*What you should do*
In the material below, some lines carry "powerful". Copy each such line.

*Data listing*
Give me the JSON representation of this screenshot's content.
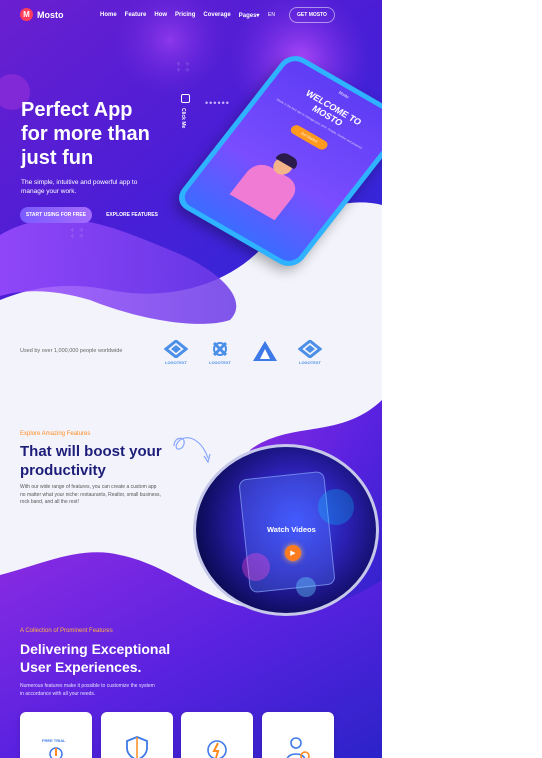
{
  "header": {
    "logo_letter": "M",
    "brand": "Mosto",
    "nav": [
      "Home",
      "Feature",
      "How",
      "Pricing",
      "Coverage",
      "Pages"
    ],
    "lang": "EN",
    "cta": "GET MOSTO"
  },
  "hero": {
    "title_lines": [
      "Perfect App",
      "for more than",
      "just fun"
    ],
    "subtitle_lines": [
      "The simple, intuitive and powerful app to",
      "manage your work."
    ],
    "primary_button": "START USING FOR FREE",
    "secondary_button": "EXPLORE FEATURES",
    "click_me": "Click Me"
  },
  "phone": {
    "app_name": "Mosto",
    "welcome_lines": [
      "WELCOME TO",
      "MOSTO"
    ],
    "text": "Mosto is the best app to manage your work. Simple, intuitive and powerful.",
    "button": "Get Started"
  },
  "logos": {
    "used_by": "Used by over 1,000,000 people worldwide",
    "items": [
      "LOGOTEXT",
      "LOGOTEXT",
      "",
      "LOGOTEXT"
    ]
  },
  "features": {
    "label": "Explore Amazing Features",
    "title_lines": [
      "That will boost your",
      "productivity"
    ],
    "text_lines": [
      "With our wide range of features, you can create a custom app",
      "no matter what your niche: restaurants, Realtor, small business,",
      "rock band, and all the rest!"
    ],
    "video_label": "Watch Videos"
  },
  "collection": {
    "label": "A Collection of Prominent Features",
    "title_lines": [
      "Delivering Exceptional",
      "User Experiences."
    ],
    "text_lines": [
      "Numerous features make it possible to customize the system",
      "in accordance with all your needs."
    ],
    "card_1_label": "FREE TRIAL"
  },
  "colors": {
    "primary_purple": "#4a1fd6",
    "accent_orange": "#ff8a1f",
    "brand_red": "#ff3d5a",
    "heading_navy": "#1d1d7a"
  }
}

*Expected answer*
      "The simple, intuitive and powerful app to",
    "text": "Mosto is the best app to manage your work. Simple, intuitive and powerful.",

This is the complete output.